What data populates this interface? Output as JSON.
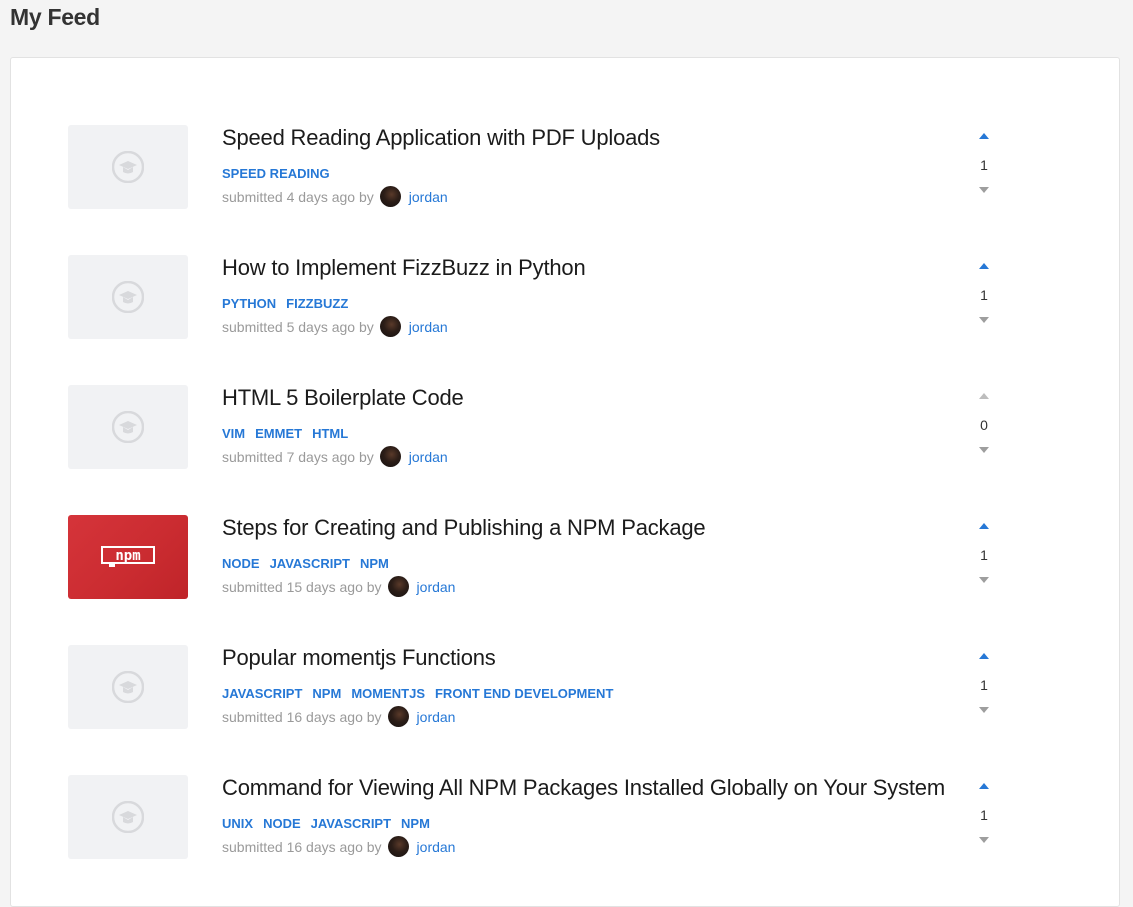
{
  "page": {
    "title": "My Feed"
  },
  "posts": [
    {
      "title": "Speed Reading Application with PDF Uploads",
      "tags": [
        "SPEED READING"
      ],
      "submitted": "submitted 4 days ago by",
      "author": "jordan",
      "votes": "1",
      "thumbnail": "placeholder-icon"
    },
    {
      "title": "How to Implement FizzBuzz in Python",
      "tags": [
        "PYTHON",
        "FIZZBUZZ"
      ],
      "submitted": "submitted 5 days ago by",
      "author": "jordan",
      "votes": "1",
      "thumbnail": "placeholder-icon"
    },
    {
      "title": "HTML 5 Boilerplate Code",
      "tags": [
        "VIM",
        "EMMET",
        "HTML"
      ],
      "submitted": "submitted 7 days ago by",
      "author": "jordan",
      "votes": "0",
      "thumbnail": "placeholder-icon"
    },
    {
      "title": "Steps for Creating and Publishing a NPM Package",
      "tags": [
        "NODE",
        "JAVASCRIPT",
        "NPM"
      ],
      "submitted": "submitted 15 days ago by",
      "author": "jordan",
      "votes": "1",
      "thumbnail": "npm-logo"
    },
    {
      "title": "Popular momentjs Functions",
      "tags": [
        "JAVASCRIPT",
        "NPM",
        "MOMENTJS",
        "FRONT END DEVELOPMENT"
      ],
      "submitted": "submitted 16 days ago by",
      "author": "jordan",
      "votes": "1",
      "thumbnail": "placeholder-icon"
    },
    {
      "title": "Command for Viewing All NPM Packages Installed Globally on Your System",
      "tags": [
        "UNIX",
        "NODE",
        "JAVASCRIPT",
        "NPM"
      ],
      "submitted": "submitted 16 days ago by",
      "author": "jordan",
      "votes": "1",
      "thumbnail": "placeholder-icon"
    }
  ],
  "logo_text": "npm",
  "colors": {
    "accent": "#2678d6",
    "npm_red": "#cb2c31",
    "placeholder_bg": "#f1f2f4"
  }
}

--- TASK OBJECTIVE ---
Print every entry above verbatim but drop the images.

--- WRITTEN REPLY ---
What data populates this interface? Output as JSON.
{
  "page": {
    "title": "My Feed"
  },
  "posts": [
    {
      "title": "Speed Reading Application with PDF Uploads",
      "tags": [
        "SPEED READING"
      ],
      "submitted": "submitted 4 days ago by",
      "author": "jordan",
      "votes": "1",
      "thumbnail": "placeholder-icon"
    },
    {
      "title": "How to Implement FizzBuzz in Python",
      "tags": [
        "PYTHON",
        "FIZZBUZZ"
      ],
      "submitted": "submitted 5 days ago by",
      "author": "jordan",
      "votes": "1",
      "thumbnail": "placeholder-icon"
    },
    {
      "title": "HTML 5 Boilerplate Code",
      "tags": [
        "VIM",
        "EMMET",
        "HTML"
      ],
      "submitted": "submitted 7 days ago by",
      "author": "jordan",
      "votes": "0",
      "thumbnail": "placeholder-icon"
    },
    {
      "title": "Steps for Creating and Publishing a NPM Package",
      "tags": [
        "NODE",
        "JAVASCRIPT",
        "NPM"
      ],
      "submitted": "submitted 15 days ago by",
      "author": "jordan",
      "votes": "1",
      "thumbnail": "npm-logo"
    },
    {
      "title": "Popular momentjs Functions",
      "tags": [
        "JAVASCRIPT",
        "NPM",
        "MOMENTJS",
        "FRONT END DEVELOPMENT"
      ],
      "submitted": "submitted 16 days ago by",
      "author": "jordan",
      "votes": "1",
      "thumbnail": "placeholder-icon"
    },
    {
      "title": "Command for Viewing All NPM Packages Installed Globally on Your System",
      "tags": [
        "UNIX",
        "NODE",
        "JAVASCRIPT",
        "NPM"
      ],
      "submitted": "submitted 16 days ago by",
      "author": "jordan",
      "votes": "1",
      "thumbnail": "placeholder-icon"
    }
  ],
  "logo_text": "npm",
  "colors": {
    "accent": "#2678d6",
    "npm_red": "#cb2c31",
    "placeholder_bg": "#f1f2f4"
  }
}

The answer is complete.